It is now nearly impossible to have a conversation about American politics without evoking the name of Donald Trump. His odd rhetoric and unapologetically crass comments have kept him poised as the candidate people either love to hate or flat-out love.

Trump constantly makes headlines for something outlandish he’s done. It’s a truly remarkable feat to remain so relevant. Dare I say it, he’s almost become a part of our pop culture.

One of Trump’s recent calls for attention was his threat to boycott the next GOP debate if certain conditions for its format were not met by the host network, CNBC. The demands, laid out in a joint letter between Donald Trump and Ben Carson, are that the debate must be shorter than two hours and must have time for opening and closing statements from the candidates.

Trump’s position as the GOP frontrunner gives him considerable sway over the Republican debates. CNN reported on Oct. 16 that CNBC caved to the demands, agreeing to “a two-hour debate, including commercials; a 30-second closing statement for each candidate and a single, open-ended question at the beginning of the debate that each candidate will have the opportunity to answer.”

Were Trump and Carson right to demand altered terms for the debate? The last Republican debate was three hours long; a length of time that Trump worried was too drawn-out to maintain the audience’s interest.

In altering the debate he has effectively cut the actual debate’s time down to only 90 minutes, making it increasingly difficult to give proper time to the expected ten Republican candidates on the stage.

Whatever the logistic implications of Trump’s demands, it was unquestionably a smart campaign move. Here is yet another stunt that keeps Trump in the limelight. And most importantly, it shows his influence on the party as a whole.

Trump and Carson are both big players in the GOP, but by forcing a broadcasting company to bow down to their commands, they have made it absolutely clear that they are effectively the reasons this debate is happening in the first place. After all, if the debate would have been successful without them, CNBC would have ignored their threats.

Many observers, especially from the more liberal side of the spectrum, may see this move as manipulative, petty and unethical. They might be right. But that doesn’t mean that Trump and Carson aren’t playing smart politics.

Being relevant in the media is one thing. Having control over the media is another.

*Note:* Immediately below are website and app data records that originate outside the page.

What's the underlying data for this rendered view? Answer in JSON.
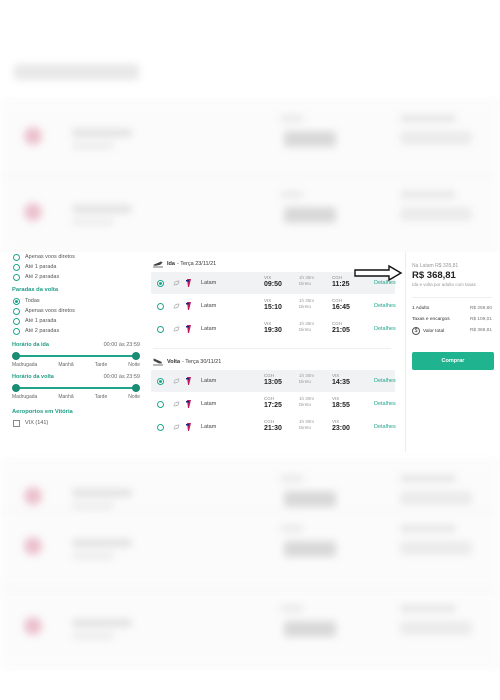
{
  "filters": {
    "outbound_stops_tail": [
      {
        "label": "Apenas voos diretos",
        "selected": false
      },
      {
        "label": "Até 1 parada",
        "selected": false
      },
      {
        "label": "Até 2 paradas",
        "selected": false
      }
    ],
    "return_stops": {
      "title": "Paradas da volta",
      "options": [
        {
          "label": "Todas",
          "selected": true
        },
        {
          "label": "Apenas voos diretos",
          "selected": false
        },
        {
          "label": "Até 1 parada",
          "selected": false
        },
        {
          "label": "Até 2 paradas",
          "selected": false
        }
      ]
    },
    "departure_time": {
      "title": "Horário da ida",
      "range": "00:00 às 23:59"
    },
    "return_time": {
      "title": "Horário da volta",
      "range": "00:00 às 23:59"
    },
    "periods": [
      "Madrugada",
      "Manhã",
      "Tarde",
      "Noite"
    ],
    "airports": {
      "title": "Aeroportos em Vitória",
      "option": "VIX (141)"
    }
  },
  "outbound": {
    "label": "Ida",
    "date": "- Terça 23/11/21",
    "flights": [
      {
        "airline": "Latam",
        "from_code": "VIX",
        "dep": "09:50",
        "duration": "1h 35m",
        "type": "Direto",
        "to_code": "CGH",
        "arr": "11:25",
        "details": "Detalhes",
        "selected": true
      },
      {
        "airline": "Latam",
        "from_code": "VIX",
        "dep": "15:10",
        "duration": "1h 35m",
        "type": "Direto",
        "to_code": "CGH",
        "arr": "16:45",
        "details": "Detalhes",
        "selected": false
      },
      {
        "airline": "Latam",
        "from_code": "VIX",
        "dep": "19:30",
        "duration": "1h 35m",
        "type": "Direto",
        "to_code": "CGH",
        "arr": "21:05",
        "details": "Detalhes",
        "selected": false
      }
    ]
  },
  "return": {
    "label": "Volta",
    "date": "- Terça 30/11/21",
    "flights": [
      {
        "airline": "Latam",
        "from_code": "CGH",
        "dep": "13:05",
        "duration": "1h 30m",
        "type": "Direto",
        "to_code": "VIX",
        "arr": "14:35",
        "details": "Detalhes",
        "selected": true
      },
      {
        "airline": "Latam",
        "from_code": "CGH",
        "dep": "17:25",
        "duration": "1h 30m",
        "type": "Direto",
        "to_code": "VIX",
        "arr": "18:55",
        "details": "Detalhes",
        "selected": false
      },
      {
        "airline": "Latam",
        "from_code": "CGH",
        "dep": "21:30",
        "duration": "1h 30m",
        "type": "Direto",
        "to_code": "VIX",
        "arr": "23:00",
        "details": "Detalhes",
        "selected": false
      }
    ]
  },
  "summary": {
    "from_label": "Na Latam R$ 328,81",
    "price": "R$ 368,81",
    "note": "Ida e volta por adulto com taxas",
    "rows": [
      {
        "label": "1 Adulto",
        "value": "R$ 259,80"
      },
      {
        "label": "Taxas e encargos",
        "value": "R$ 109,01"
      },
      {
        "label": "Valor total",
        "value": "R$ 368,81"
      }
    ],
    "buy_label": "Comprar"
  },
  "colors": {
    "accent": "#1fa58c",
    "button": "#20b38f",
    "airline_logo": "#c2185b"
  }
}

Trump in particular demands attention time and time again from conservative and liberal news sources alike, to the extent that he is essential to any worthwhile discussion of American politics, at least in CNBC’s mind.

Even the democratic debate was stamped with Trump’s footprint as he tweeted throughout the entire debate, leading CNN to publish an article titled “Donald Trump aims to steal spotlight from Dems” in response.

They’re more right than they know. Slowly, we’re all becoming accustomed to Trump — used to Trump. His is a name mentioned more than any other in American politics today.

The scary part is that his plan is working. He’s a household name and his infamy may turn into ballots in the future. Frankly, I’m impressed.